We are looking forward to meet you! We will provide enough fire, lighters and curry sausage spits (only on demand – please let us know in advance if you require one). And don’t forget: No other than the Scottish Instrumental-Band Mogwai premieres their new Album “Atomic” in a unique film concert on August 30th.


“A moment of sheer rock’n’roll poetry…“

Interview with Paul Kelly, director of Kurt’s Lighter, and Scott King, the man who caught the lighter.

Paul, why did you want to create this documentary?

Paul Kelly: I’ve been involved with music all my life, both by being in bands (East Village, Saint Etienne etc) then later by making promos and more recently feature films, all about music. I didn’t really know Scott – but we have some mutual friends – so I knew that he owned the Kurt Lighter and I knew the story of how he acquired it; so when I was approached to make a film about this incredible story, I leapt at the chance.

Paul, what do you think about how the extraordinary event of catching »Kurt’s Lighter« shaped Scott King‘s entire adult life? And has making this film changed your life in anyway?

Paul Kelly: I think it’s amazing. A moment of sheer rock’n’roll poetry, if that’s not too much of a pretentious thing to say? I’ve attended – and played – many gigs but I’ve never seen or heard of anything like this. Of course, you meet people who might have caught, I don’t know, a drum stick that’s been tossed into the audience by the drummer from Placebo or Green Day or someone – but to actually have Kurt Cobain throw his lighter straight at you and to catch it so effortlessly – THEN – for that moment to actually have an effect on your whole personality, is really quite extraordinary. Making this film has not re-shaped my life in anyway, no.

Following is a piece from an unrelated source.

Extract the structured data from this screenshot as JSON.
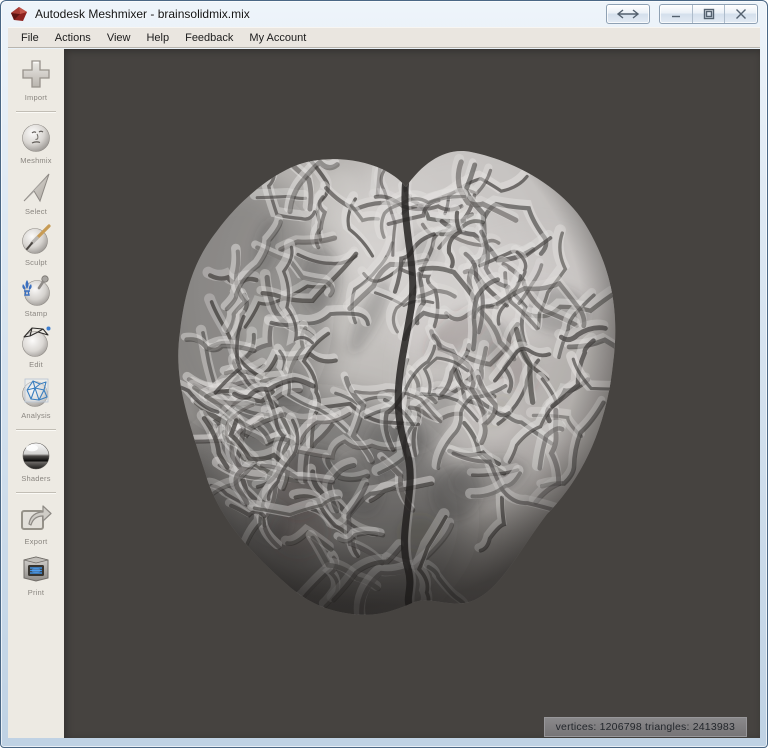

Scott, can you tell us a bit more about your ‘semi-spiritual experience’ on November 11, 1989? What was it like?

Scott King: When it actually happened – when the lighter landed in the palm of my hand after Kurt had tossed it into the crowd – it seemed like the most natural thing in the world. I’ve thought about this a lot over the years, and I think the reason it seemed so natural was because this had happened to me once before. When I was 9 years old – Christmas 1979 – my parents took me to the Theatre Royal in York to see Dick Whittington – a pantomime. I was sitting high up on the balcony and the young woman playing Dick began to toss bags of sweets out to all the kids in the audience. All the kids were going crazy, running around, fighting over these bags of sweets that Dick was throwing towards us. Similarly to the Kurt situation, I did not move, I remained seated, but a bag of Rowntrees Tooty Frooties landed right in my lap. The other kids had no chance of grabbing them, these sweets had been thrown straight at me, almost as if Dick Whittington had picked me out of the audience and decided that I was a deserved recipient of a bag of Rowntrees Tooty Frooties. Strangely, I realised later, that the Kurt Cobain incident happened almost 10 years to the month after the Dick Whittington incident.

Scott, from your point of view: how was Berlin like in 1989 and what were the biggest changes in terms of pop culture until today?

Scott King: I only have very hazy memories of Berlin in 1989. I really can’t remember much about it. I remember the Nirvana gig as if it were yesterday, but the rest is something of a blur. Though, I do remember that the Berlin Wall came down while I was there. Pop culture has changed dramatically since 1989. It’s much more corporate now.